“These cloud service providers are also less susceptible to extrajudicial control and interference by a foreign entity.”
The guidance also notes that third-party cloud solutions can “increase the assessment difficulty and complexity for IRAP assessors” and “make it harder … to identity the risks of its use”.
Types of cloud data is another focus of the guidance, with the ACSC asking that agencies understand “what these data types are, where they exist and how they are handled and secured” prior to making a decision about where to store information.
It comes as the government considers introducing new sovereignty rules for government data that would require certain datasets to be hosted in accredited data centres within Australia by Australian service providers.
The guidance seeks to draw separation between four data types: customer data, account data, metadata and support and administrator data, noting that agencies will likely also have other data types.
“Each cloud service provider's handling of data often differs per data type. For example, a globally distributed cloud service provider may retain customer data in Australia, but might transmit account data to another country for processing and storing,” the guidance states.

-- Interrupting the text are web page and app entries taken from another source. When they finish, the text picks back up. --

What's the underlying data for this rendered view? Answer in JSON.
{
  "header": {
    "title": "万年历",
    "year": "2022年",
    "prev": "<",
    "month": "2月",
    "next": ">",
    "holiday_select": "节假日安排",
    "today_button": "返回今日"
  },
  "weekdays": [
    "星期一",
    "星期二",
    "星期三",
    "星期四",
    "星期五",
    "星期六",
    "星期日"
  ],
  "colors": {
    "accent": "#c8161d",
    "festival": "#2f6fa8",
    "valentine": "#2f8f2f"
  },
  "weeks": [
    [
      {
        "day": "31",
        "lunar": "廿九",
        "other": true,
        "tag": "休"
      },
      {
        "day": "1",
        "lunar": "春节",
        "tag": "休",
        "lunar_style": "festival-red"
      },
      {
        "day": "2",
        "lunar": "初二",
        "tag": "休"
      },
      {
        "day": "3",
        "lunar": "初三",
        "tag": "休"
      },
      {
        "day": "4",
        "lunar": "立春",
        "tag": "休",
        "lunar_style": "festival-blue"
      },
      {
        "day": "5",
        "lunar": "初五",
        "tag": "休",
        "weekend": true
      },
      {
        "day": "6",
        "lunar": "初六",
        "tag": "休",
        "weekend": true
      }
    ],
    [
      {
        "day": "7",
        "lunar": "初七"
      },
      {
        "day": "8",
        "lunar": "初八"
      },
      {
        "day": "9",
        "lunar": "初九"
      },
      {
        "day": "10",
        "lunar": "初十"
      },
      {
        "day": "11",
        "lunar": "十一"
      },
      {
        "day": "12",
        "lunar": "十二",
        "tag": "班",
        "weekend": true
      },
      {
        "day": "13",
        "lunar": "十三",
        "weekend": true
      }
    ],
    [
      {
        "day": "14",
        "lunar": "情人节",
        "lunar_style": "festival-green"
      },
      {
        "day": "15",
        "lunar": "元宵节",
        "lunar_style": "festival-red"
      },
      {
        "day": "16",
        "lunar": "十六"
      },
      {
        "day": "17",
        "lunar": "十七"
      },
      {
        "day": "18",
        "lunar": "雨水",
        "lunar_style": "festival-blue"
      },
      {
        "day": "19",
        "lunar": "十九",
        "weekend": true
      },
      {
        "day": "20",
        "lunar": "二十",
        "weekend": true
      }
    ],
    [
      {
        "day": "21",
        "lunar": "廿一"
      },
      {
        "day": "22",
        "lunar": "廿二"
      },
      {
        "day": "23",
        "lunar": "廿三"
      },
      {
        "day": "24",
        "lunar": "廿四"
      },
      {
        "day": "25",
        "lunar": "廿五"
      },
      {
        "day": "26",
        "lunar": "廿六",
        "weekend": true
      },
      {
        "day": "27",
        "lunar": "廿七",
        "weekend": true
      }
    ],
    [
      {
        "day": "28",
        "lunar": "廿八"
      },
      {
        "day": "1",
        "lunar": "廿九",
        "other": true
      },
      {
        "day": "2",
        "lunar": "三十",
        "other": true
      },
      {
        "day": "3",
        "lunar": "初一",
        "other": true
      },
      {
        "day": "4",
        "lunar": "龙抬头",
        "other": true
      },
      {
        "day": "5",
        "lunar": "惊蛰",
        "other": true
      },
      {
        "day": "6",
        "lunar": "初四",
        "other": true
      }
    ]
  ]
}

“It is also common for CSPs to handle the names of customers’ virtual machines, networks and accounts not as customer data, but as metadata.
“This is often used for analytical purposes and can subsequently be stored in a different location with different security controls.”
The guidance asks that IRAP assessors document the “different data types, their definitions, where they are stored, and how they are handled and secured by the CSP” when conducting their assessments.